Staying healthy during a long-haul flight is no easy feat. It's as if the odds are stacked against you: Cabin pressure makes your taste buds go numb, low humidity causes intense dehydration, and sitting for hours on end can make you snack out of sheer boredom. For Food52 CEO and co-founder Amanda Hesser, this is an unhealthy scenario she faces frequently on long-haul flights—and one that she's learned to combat.
"I used to be afraid of flying so I was always packing my last meal," says Hesser, who started making homemade meals to bring on planes "forever ago." Frustrated with the unappetizing processed food, she prepares nutritious, easy-to-transport meals whenever she travels. "People have yearned for better food on planes since the Wright brothers, and there's still only one solution: Pack your own."
While her routine involves a fair amount of preparation, she points out that every meal she packs is practical. "If I cook a dish for the plane, it has to withstand being made at least the day before I leave," she tells MyDomaine. "There are so many other details to wrap up the day you're leaving; this is not one you should add to your list." Ahead, she shares exactly what she packed on two recent long-haul flights. This is how a foodie stays healthy at 30,000 feet.
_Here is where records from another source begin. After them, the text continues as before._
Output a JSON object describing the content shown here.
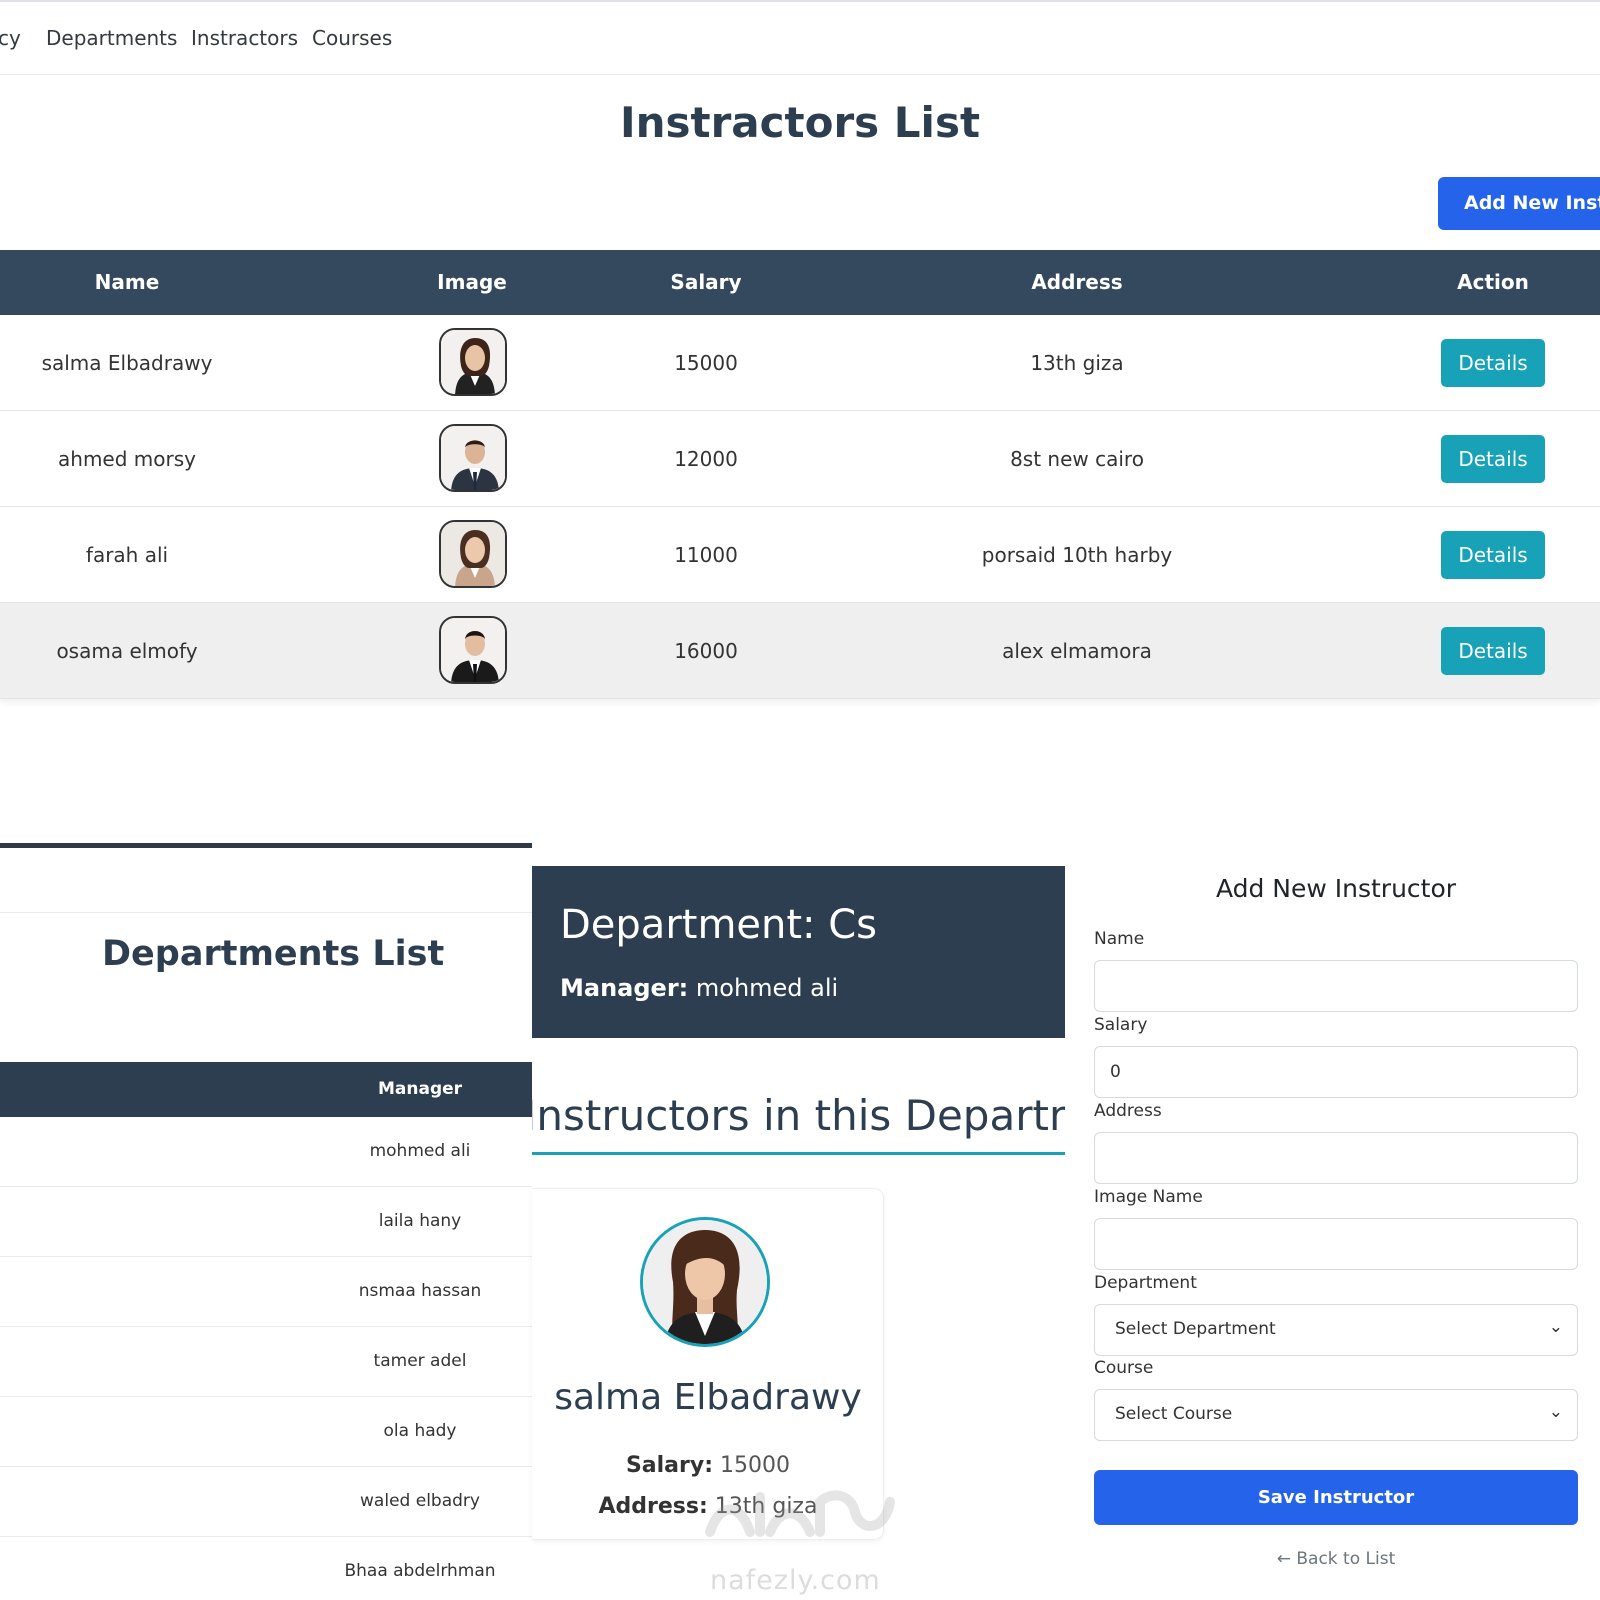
{
  "nav": {
    "items": [
      "cy",
      "Departments",
      "Instractors",
      "Courses"
    ]
  },
  "instructors_page": {
    "title": "Instractors List",
    "add_button": "Add New Instractor",
    "columns": [
      "Name",
      "Image",
      "Salary",
      "Address",
      "Action"
    ],
    "rows": [
      {
        "name": "salma Elbadrawy",
        "salary": "15000",
        "address": "13th giza",
        "action": "Details",
        "avatar": "female-avatar"
      },
      {
        "name": "ahmed morsy",
        "salary": "12000",
        "address": "8st new cairo",
        "action": "Details",
        "avatar": "male-avatar"
      },
      {
        "name": "farah ali",
        "salary": "11000",
        "address": "porsaid 10th harby",
        "action": "Details",
        "avatar": "female-avatar"
      },
      {
        "name": "osama elmofy",
        "salary": "16000",
        "address": "alex elmamora",
        "action": "Details",
        "avatar": "male-avatar"
      }
    ]
  },
  "departments_page": {
    "title": "Departments List",
    "column": "Manager",
    "managers": [
      "mohmed ali",
      "laila hany",
      "nsmaa hassan",
      "tamer adel",
      "ola hady",
      "waled elbadry",
      "Bhaa abdelrhman"
    ]
  },
  "department_details": {
    "title": "Department: Cs",
    "manager_label": "Manager:",
    "manager_value": "mohmed ali",
    "section_heading": "Instructors in this Department",
    "card": {
      "name": "salma Elbadrawy",
      "salary_label": "Salary:",
      "salary_value": "15000",
      "address_label": "Address:",
      "address_value": "13th giza"
    }
  },
  "add_form": {
    "title": "Add New Instructor",
    "labels": {
      "name": "Name",
      "salary": "Salary",
      "address": "Address",
      "image": "Image Name",
      "department": "Department",
      "course": "Course"
    },
    "values": {
      "name": "",
      "salary": "0",
      "address": "",
      "image": ""
    },
    "department_select": "Select Department",
    "course_select": "Select Course",
    "save": "Save Instructor",
    "back": "← Back to List"
  },
  "watermark": {
    "arabic": "نفذلي",
    "latin": "nafezly.com"
  },
  "colors": {
    "header_dark": "#34495e",
    "accent_blue": "#2563eb",
    "teal": "#17a2b8"
  }
}
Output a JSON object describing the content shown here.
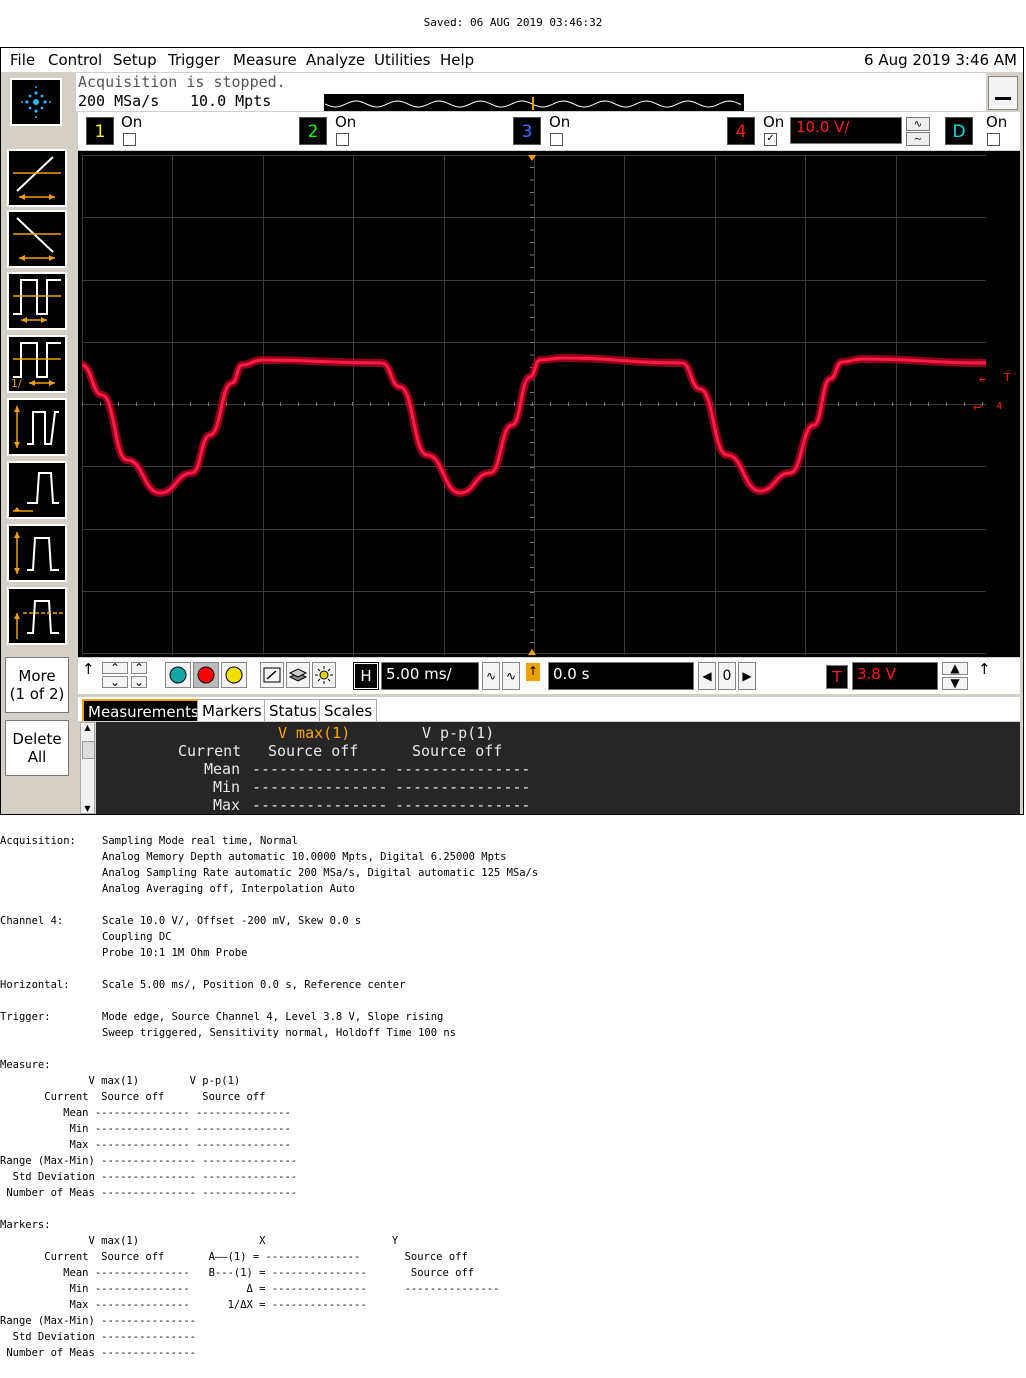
{
  "saved": "Saved: 06 AUG 2019 03:46:32",
  "menu": {
    "items": [
      "File",
      "Control",
      "Setup",
      "Trigger",
      "Measure",
      "Analyze",
      "Utilities",
      "Help"
    ],
    "datetime": "6 Aug 2019  3:46 AM"
  },
  "acquisition": {
    "status": "Acquisition is stopped.",
    "sample_rate": "200 MSa/s",
    "memory_depth": "10.0 Mpts"
  },
  "channels": [
    {
      "label": "1",
      "state": "On",
      "color": "#ffff00",
      "checked": false
    },
    {
      "label": "2",
      "state": "On",
      "color": "#00ff00",
      "checked": false
    },
    {
      "label": "3",
      "state": "On",
      "color": "#3b6bff",
      "checked": false
    },
    {
      "label": "4",
      "state": "On",
      "color": "#ff1a1a",
      "checked": true,
      "scale": "10.0 V/"
    },
    {
      "label": "D",
      "state": "On",
      "color": "#00e0e0",
      "checked": false
    }
  ],
  "left_toolbar": {
    "more_label": "More",
    "more_page": "(1 of 2)",
    "delete_label": "Delete",
    "delete_label2": "All"
  },
  "screen": {
    "trigger_marker": "T",
    "channel_marker": "4",
    "trace_color": "#ff1a4a"
  },
  "control_bar": {
    "horizontal_label": "H",
    "timebase": "5.00 ms/",
    "position": "0.0 s",
    "ref_value": "0",
    "trigger_label": "T",
    "trigger_level": "3.8 V"
  },
  "tabs": [
    "Measurements",
    "Markers",
    "Status",
    "Scales"
  ],
  "measurements": {
    "col1": "V max(1)",
    "col2": "V p-p(1)",
    "row_current": "Current",
    "current1": "Source off",
    "current2": "Source off",
    "row_mean": "Mean",
    "row_min": "Min",
    "row_max": "Max",
    "dash": "---------------"
  },
  "report": {
    "acq_label": "Acquisition:",
    "acq_lines": [
      "Sampling Mode real time, Normal",
      "Analog Memory Depth automatic 10.0000 Mpts, Digital 6.25000 Mpts",
      "Analog Sampling Rate automatic 200 MSa/s, Digital automatic 125 MSa/s",
      "Analog Averaging off, Interpolation Auto"
    ],
    "ch_label": "Channel 4:",
    "ch_lines": [
      "Scale 10.0 V/, Offset -200 mV, Skew 0.0 s",
      "Coupling DC",
      "Probe 10:1 1M Ohm Probe"
    ],
    "hor_label": "Horizontal:",
    "hor_lines": [
      "Scale 5.00 ms/, Position 0.0 s, Reference center"
    ],
    "trig_label": "Trigger:",
    "trig_lines": [
      "Mode edge, Source Channel 4, Level 3.8 V, Slope rising",
      "Sweep triggered, Sensitivity normal, Holdoff Time 100 ns"
    ],
    "measure_label": "Measure:",
    "measure_lines": [
      "              V max(1)        V p-p(1)",
      "       Current  Source off      Source off",
      "          Mean --------------- ---------------",
      "           Min --------------- ---------------",
      "           Max --------------- ---------------",
      "Range (Max-Min) --------------- ---------------",
      "  Std Deviation --------------- ---------------",
      " Number of Meas --------------- ---------------"
    ],
    "markers_label": "Markers:",
    "markers_lines": [
      "              V max(1)                   X                    Y",
      "       Current  Source off       A——(1) = ---------------       Source off",
      "          Mean ---------------   B---(1) = ---------------       Source off",
      "           Min ---------------         Δ = ---------------      ---------------",
      "           Max ---------------      1/ΔX = ---------------",
      "Range (Max-Min) ---------------",
      "  Std Deviation ---------------",
      " Number of Meas ---------------"
    ]
  }
}
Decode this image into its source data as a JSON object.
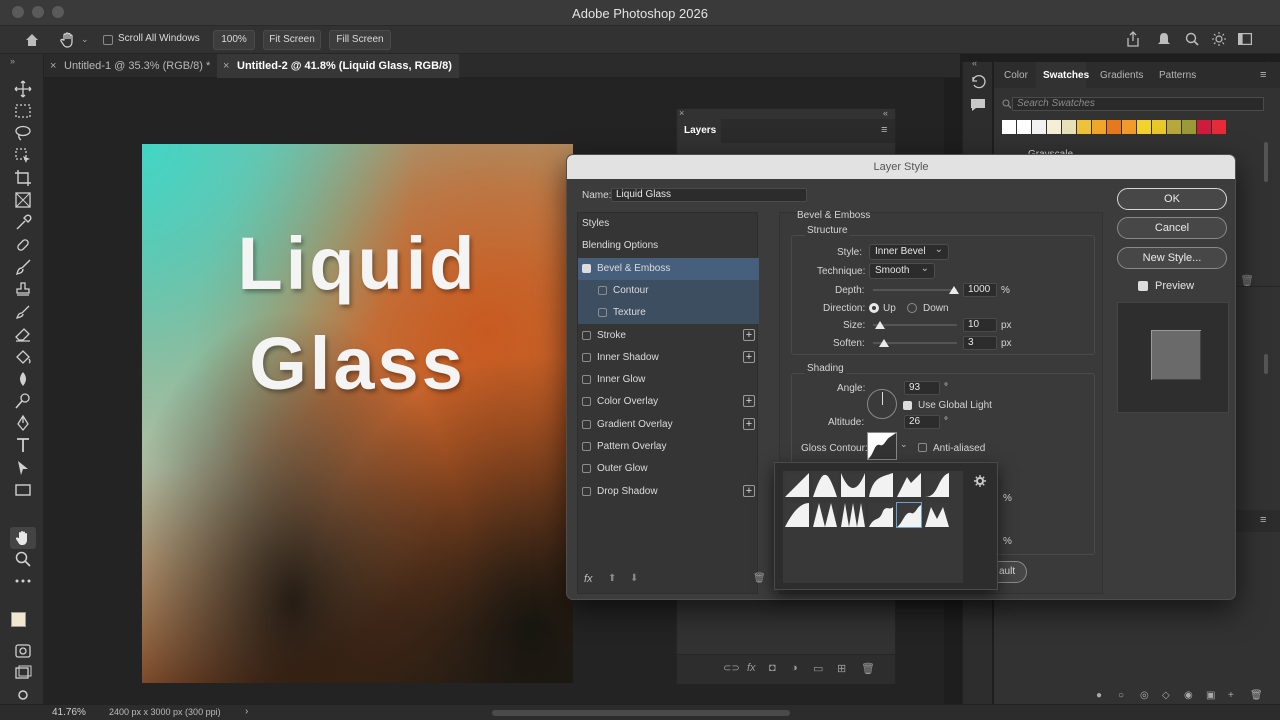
{
  "app": {
    "title": "Adobe Photoshop 2026"
  },
  "options_bar": {
    "scroll_all_windows": "Scroll All Windows",
    "zoom_100": "100%",
    "fit_screen": "Fit Screen",
    "fill_screen": "Fill Screen"
  },
  "tabs": [
    {
      "label": "Untitled-1 @ 35.3% (RGB/8) *",
      "active": false
    },
    {
      "label": "Untitled-2 @ 41.8% (Liquid Glass, RGB/8) *",
      "active": true
    }
  ],
  "canvas": {
    "text": "Liquid\nGlass"
  },
  "status": {
    "zoom": "41.76%",
    "doc_info": "2400 px x 3000 px (300 ppi)"
  },
  "right_panel": {
    "tabs": [
      "Color",
      "Swatches",
      "Gradients",
      "Patterns"
    ],
    "active_tab": "Swatches",
    "search_placeholder": "Search Swatches",
    "group_label": "Grayscale",
    "swatch_colors": [
      "#ffffff",
      "#ffffff",
      "#f2f2f2",
      "#f4efd6",
      "#e8e0b8",
      "#f0c23a",
      "#f0a62a",
      "#e8781e",
      "#f29a2c",
      "#f2d22e",
      "#e8c82a",
      "#b6a83a",
      "#9a9a38",
      "#d01c3c",
      "#e62a3a"
    ]
  },
  "layers_panel": {
    "title": "Layers"
  },
  "dialog": {
    "title": "Layer Style",
    "name_label": "Name:",
    "name_value": "Liquid Glass",
    "style_list": [
      {
        "label": "Styles",
        "checkbox": false,
        "plus": false,
        "state": "normal"
      },
      {
        "label": "Blending Options",
        "checkbox": false,
        "plus": false,
        "state": "normal"
      },
      {
        "label": "Bevel & Emboss",
        "checkbox": true,
        "checked": true,
        "plus": false,
        "state": "selected"
      },
      {
        "label": "Contour",
        "checkbox": true,
        "checked": false,
        "plus": false,
        "state": "sub"
      },
      {
        "label": "Texture",
        "checkbox": true,
        "checked": false,
        "plus": false,
        "state": "sub"
      },
      {
        "label": "Stroke",
        "checkbox": true,
        "checked": false,
        "plus": true,
        "state": "normal"
      },
      {
        "label": "Inner Shadow",
        "checkbox": true,
        "checked": false,
        "plus": true,
        "state": "normal"
      },
      {
        "label": "Inner Glow",
        "checkbox": true,
        "checked": false,
        "plus": false,
        "state": "normal"
      },
      {
        "label": "Color Overlay",
        "checkbox": true,
        "checked": false,
        "plus": true,
        "state": "normal"
      },
      {
        "label": "Gradient Overlay",
        "checkbox": true,
        "checked": false,
        "plus": true,
        "state": "normal"
      },
      {
        "label": "Pattern Overlay",
        "checkbox": true,
        "checked": false,
        "plus": false,
        "state": "normal"
      },
      {
        "label": "Outer Glow",
        "checkbox": true,
        "checked": false,
        "plus": false,
        "state": "normal"
      },
      {
        "label": "Drop Shadow",
        "checkbox": true,
        "checked": false,
        "plus": true,
        "state": "normal"
      }
    ],
    "fx_label": "fx",
    "section_title": "Bevel & Emboss",
    "structure": {
      "title": "Structure",
      "style_label": "Style:",
      "style_value": "Inner Bevel",
      "technique_label": "Technique:",
      "technique_value": "Smooth",
      "depth_label": "Depth:",
      "depth_value": "1000",
      "depth_unit": "%",
      "direction_label": "Direction:",
      "dir_up": "Up",
      "dir_down": "Down",
      "size_label": "Size:",
      "size_value": "10",
      "size_unit": "px",
      "soften_label": "Soften:",
      "soften_value": "3",
      "soften_unit": "px"
    },
    "shading": {
      "title": "Shading",
      "angle_label": "Angle:",
      "angle_value": "93",
      "angle_unit": "°",
      "use_global_light": "Use Global Light",
      "altitude_label": "Altitude:",
      "altitude_value": "26",
      "altitude_unit": "°",
      "gloss_label": "Gloss Contour:",
      "anti_aliased": "Anti-aliased"
    },
    "hidden_partial": {
      "pct1": "%",
      "pct2": "%",
      "default_fragment": "ault"
    },
    "buttons": {
      "ok": "OK",
      "cancel": "Cancel",
      "new_style": "New Style..."
    },
    "preview_label": "Preview"
  }
}
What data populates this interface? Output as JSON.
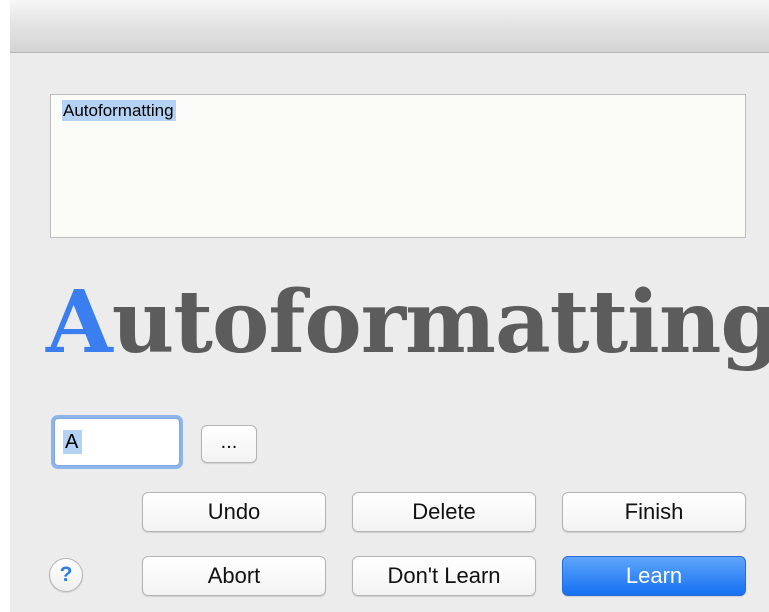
{
  "text_area": {
    "value": "Autoformatting"
  },
  "preview": {
    "first_letter": "A",
    "rest": "utoformatting"
  },
  "char_field": {
    "value": "A"
  },
  "buttons": {
    "ellipsis": "...",
    "undo": "Undo",
    "delete": "Delete",
    "finish": "Finish",
    "abort": "Abort",
    "dont_learn": "Don't Learn",
    "learn": "Learn"
  },
  "help": {
    "glyph": "?",
    "icon": "help-icon"
  },
  "colors": {
    "accent": "#1670f2",
    "preview_first_letter": "#3a7ef0",
    "preview_text": "#5c5c5c",
    "selection": "#b4d3f4"
  }
}
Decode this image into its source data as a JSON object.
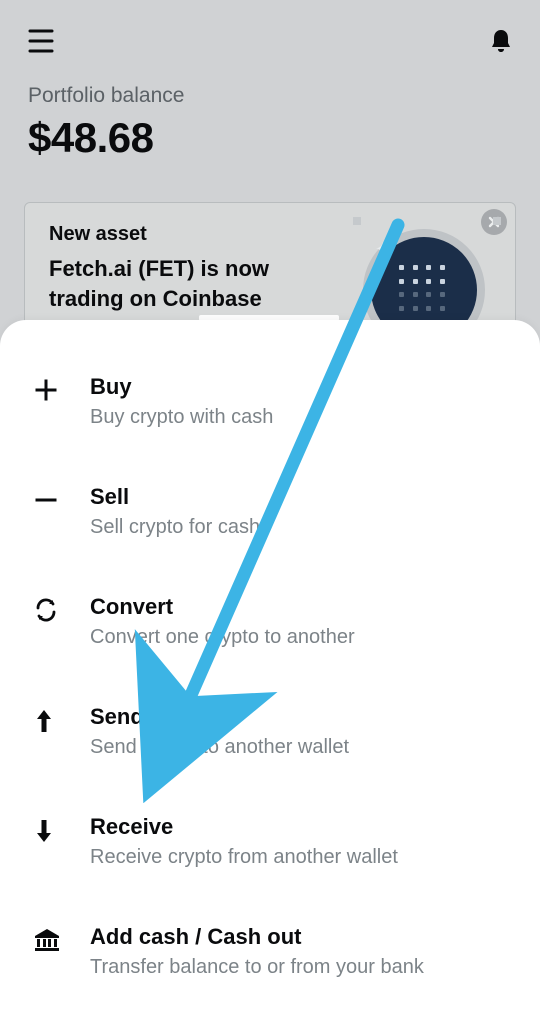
{
  "header": {},
  "balance": {
    "label": "Portfolio balance",
    "value": "$48.68"
  },
  "promo": {
    "label": "New asset",
    "text": "Fetch.ai (FET) is now trading on Coinbase"
  },
  "actions": {
    "buy": {
      "title": "Buy",
      "desc": "Buy crypto with cash"
    },
    "sell": {
      "title": "Sell",
      "desc": "Sell crypto for cash"
    },
    "convert": {
      "title": "Convert",
      "desc": "Convert one crypto to another"
    },
    "send": {
      "title": "Send",
      "desc": "Send crypto to another wallet"
    },
    "receive": {
      "title": "Receive",
      "desc": "Receive crypto from another wallet"
    },
    "cash": {
      "title": "Add cash / Cash out",
      "desc": "Transfer balance to or from your bank"
    }
  }
}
Hesser's flight meals have to tick a number of boxes: "I try to avoid anything that's too heavy (you already feel bloated on a plane, so why add to the misery?), too aromatic (neighbors), or too sloppy (oily spills are not worth the risk)," she says. She preps all the food the day before her flight, so it also needs to last overnight.
Her go-to menu is healthy, vegetable-based, and varied. "I like to pack small vegetable dishes [like] roasted eggplant or bean salad, cured meats, bread, and fresh fruit," she says. On two recent flights from Indonesia to Ireland, then Ireland to New York, Hesser packed sautéed broccoli and eggplant in small, spill-proof containers, as well as a few luxuries like cured meat and a fresh baguette.
She's careful not to forget breakfast and snacks, too. "I like to pack a mixture of snacks like almonds, cashews, Turkish apricots, raisins, corn nuts, potato chips, and wheat-y crackers and chocolate if it's a very long flight," she says. "If it's an overnight flight, I like to bring a pastry and fruit for breakfast." Fresh fruit is permitted on most flights, except those departing from Hawaii, Puerto Rico, and the U.S. Virgin Islands.
Though this mightn't seem like a lot of food to sustain you throughout a long flight, Hesser says less is more. "A friend who owns a travel business told me that at 30,000 feet, your digestive system slows down," she explains. As a result, she tries to minimize meals that are difficult to digest and avoid overeating.
To avoid airport issues and delays, take note of the TSA rules and regulations before you whip up a four-course meal to take on your flight. Food is permitted aboard planes but may be subject to additional screening, so be sure to pack it in an accessible place. TSA permits up to 3.4 ounces of liquids and gel-like foods, including creamy cheese, dips, and spreads; honey; jelly; and juice. When in doubt, check specific food rules in the MyTSA app before you travel.
To avoid any leaks and spills, Hesser packs her food in specific containers and bags. "[I use] airtight containers that snap closed (for salads and vegetable dishes) and reusable silicone or fabric bags (for dry foods). If anything has a chance of spilling, I also put the container into a ziplock bag for extra protection," she says.
She's fortunate to also have access to the containers, bags, and food wraps sold on Food52. She recommends reusable silicone storage bags from Stasher to minimize waste and denim bags by Dot and Army for sandwiches. "When I get to my destination, I wash out any containers or plastic bags and pack them in my checked luggage for the return home," she says.
The In-Flight Routine
Beyond pre-packed meals, Hesser has a pretty robust in-flight routine to stay healthy and look fresh when she arrives at her destination. "I always dress in loose clothing so I can stretch on the plane," she says, which helps with circulation and counteracts the negative effects of sitting for hours on end.
"I also like to brush my teeth and put face cream on before landing—it freshens you up and counteracts the post-flight blahs," she says. With trips to Japan, Florida, Indonesia, and Ireland already under her belt this year, she's certainly put this well-honed routine to good use.